The 2010 Tour de France Organizers Must Like Wine!
The organizers of the Tour de France have been very kind to the wine lover this year, sending riders pedaling through many of the best wine regions of France. Why not sip while the riders suffer? I like the idea so much that Cinnamon and I are going to head out to Champagne to see the Reims finish and the Epernay start this July… I am sure we will be able to find something to drink there!
The Tour starts Saturday, July 3rd with a prologue in Rotterdam. The race heads into Belgium on the next day, and on the 6th the drama begins with seven cobbled sections on the stage to Arenberg Porte du Hainaut. This is a great day for a bottle of the La Chouffe Belgian Ale (750ml $9.99), the classic beverage of the Ardennes. The Tour could be lost on these godforsaken roads. The only guarantee besides excitement on this stage is that the fans will show up, drink beer and eat frites by the kilo.
On the 7th, the riders will enjoy a flat, fast stage to Reims for what promises to be a bunch sprint in the largest city in Champagne. For this stage we look to one of the few Grand Marque houses that are still family-owned, Louis Roederer. Mr. Frederic Rouzaud, the man in charge, is even a bike rider himself. The Louis Roederer "Brut Premier" Champagne ($36.99) is a Reims classic, and as predictably good as Mark Cavendish after a fast Team Columbia lead out.
The next day, the riders start in Epernay, according to the itinerary. If you dig a little deeper into the map, you will see that the actual start is in Moussy, just south of the city. I will be there with Mr. Bruno Michel, who makes great Champagne in that village. I hope we can get a good vantage point with him to see the start! The AG2R pro John Gadret, who rode so well in the Giro d’Italia, used to work for him. I invite you to join us in drinking the Bruno Michel "Blanche" Brut Champagne ($32.99), an organically grown, meticulously made blend of half Chardonnay and half Meunier. Have a toast to Gadret; he could end up winning a stage in the mountains this year.
On Bastille Day, July 14th, the Tour will go from Chambéry to Gap, covering some of the lavender-covered fields of Provence on a rolling course.
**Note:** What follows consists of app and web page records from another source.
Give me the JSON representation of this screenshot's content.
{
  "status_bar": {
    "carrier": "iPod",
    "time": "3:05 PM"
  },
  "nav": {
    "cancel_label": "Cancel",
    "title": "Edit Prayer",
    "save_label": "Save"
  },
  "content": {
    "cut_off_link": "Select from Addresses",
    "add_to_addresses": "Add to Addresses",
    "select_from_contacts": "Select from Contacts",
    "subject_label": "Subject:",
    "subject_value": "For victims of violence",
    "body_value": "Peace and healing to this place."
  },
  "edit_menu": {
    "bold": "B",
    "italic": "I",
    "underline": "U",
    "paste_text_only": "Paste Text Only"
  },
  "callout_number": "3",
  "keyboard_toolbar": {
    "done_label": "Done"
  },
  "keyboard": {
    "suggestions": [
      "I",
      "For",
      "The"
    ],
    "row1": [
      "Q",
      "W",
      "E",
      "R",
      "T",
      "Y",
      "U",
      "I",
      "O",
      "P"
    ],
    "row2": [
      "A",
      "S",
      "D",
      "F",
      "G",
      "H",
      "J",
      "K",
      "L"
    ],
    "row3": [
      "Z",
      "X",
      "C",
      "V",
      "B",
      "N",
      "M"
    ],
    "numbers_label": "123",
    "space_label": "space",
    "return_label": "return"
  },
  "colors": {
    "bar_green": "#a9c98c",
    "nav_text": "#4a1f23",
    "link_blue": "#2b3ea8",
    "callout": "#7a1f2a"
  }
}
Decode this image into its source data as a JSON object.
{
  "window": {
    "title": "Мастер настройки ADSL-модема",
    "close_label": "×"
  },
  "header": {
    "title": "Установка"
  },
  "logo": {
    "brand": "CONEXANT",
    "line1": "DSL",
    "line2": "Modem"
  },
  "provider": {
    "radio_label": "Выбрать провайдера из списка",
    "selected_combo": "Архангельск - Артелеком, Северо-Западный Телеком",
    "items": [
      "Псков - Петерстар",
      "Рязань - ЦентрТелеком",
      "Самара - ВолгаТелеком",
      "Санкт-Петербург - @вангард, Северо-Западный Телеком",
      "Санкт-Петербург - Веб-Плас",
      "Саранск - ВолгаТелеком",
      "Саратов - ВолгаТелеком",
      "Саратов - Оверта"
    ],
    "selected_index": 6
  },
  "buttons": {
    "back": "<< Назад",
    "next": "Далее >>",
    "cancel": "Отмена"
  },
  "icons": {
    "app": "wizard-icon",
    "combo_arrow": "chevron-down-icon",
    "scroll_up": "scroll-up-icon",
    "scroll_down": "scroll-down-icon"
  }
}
What could be more French than dry rosé from the region? The 2009 Commanderie de la Bargemone Coteaux d'Aix-En-Provence Rosé ($15.99) will be the perfect thing to sip while watching Cofidis, AG2R and Boygues Telekom kill themselves to make the break and get some TV time. Watch for the seasoned veteran Christophe Moreau, he might be free to fly now that his team leader has been suspended!
On July 23rd, after many brutal days in the mountains, the race winds down with a flat, sprinter's finish in the greatest wine city in the world: Bordeaux. For many years, my father and I would always plan a special wine dinner in honor of the Bordeaux finish. I suggest that you do the same, and start with the bracing Sauvignon zip of the 2008 Reynon "Old Vines" Bordeaux Blanc ($13.99) with a nice piece of halibut, since turbot is hard to get here. You could then move on to steak au poivre with a bottle of the 1999 Lanessan, Haut-Médoc ($19.99), which is a perfect, medium-bodied Cabernet, and to me one of the finest values in the entire K&L portfolio. Finish the evening out with a half bottle of the scandalously underpriced nectar 2007 Petit-Védrines, Sauternes (375ml $11.99) and a cherry clafoutis. Perhaps we can toast a great win by American Tyler Farrar on the most beautiful sprinting boulevard in the world!
The next day, when your guests have left your Bordeaux dinner party, the riders will be battling it out on the last decisive day of the 2010 Tour, the 52km individual time trial from the city of Bordeaux up the Médoc to Pauillac. Along the way the riders will go past a roll call of the finest Châteaux; at 22k they will pass Château Margaux, then pick off Ducru at 45k and the great Léoville estates at 47k, before finally ending in the town that gives us Pichon-Lalande, Mouton, Lafitte and Latour. This is a night for a simply-made steak, potatoes and asparagus, paired with a great bottle of Médoc from your cellar. If you would rather plunder our cellar, I would recommend the 2005 Cordeillan Bages, Pauillac (Was $60 Now $34.99), which is a great value that just needs some decanting… We always have some interesting older Pauillacs at good prices as well, so check our website. Long time trials like this can be devastating, so look for rarely-fed climbers like the Schleck brothers to give up large amounts of time (and positions on GC) while Contador, Armstrong and specialists like Fabian Cancellara dominate the day.
I can’t wait! Tour fever has already taken hold of me.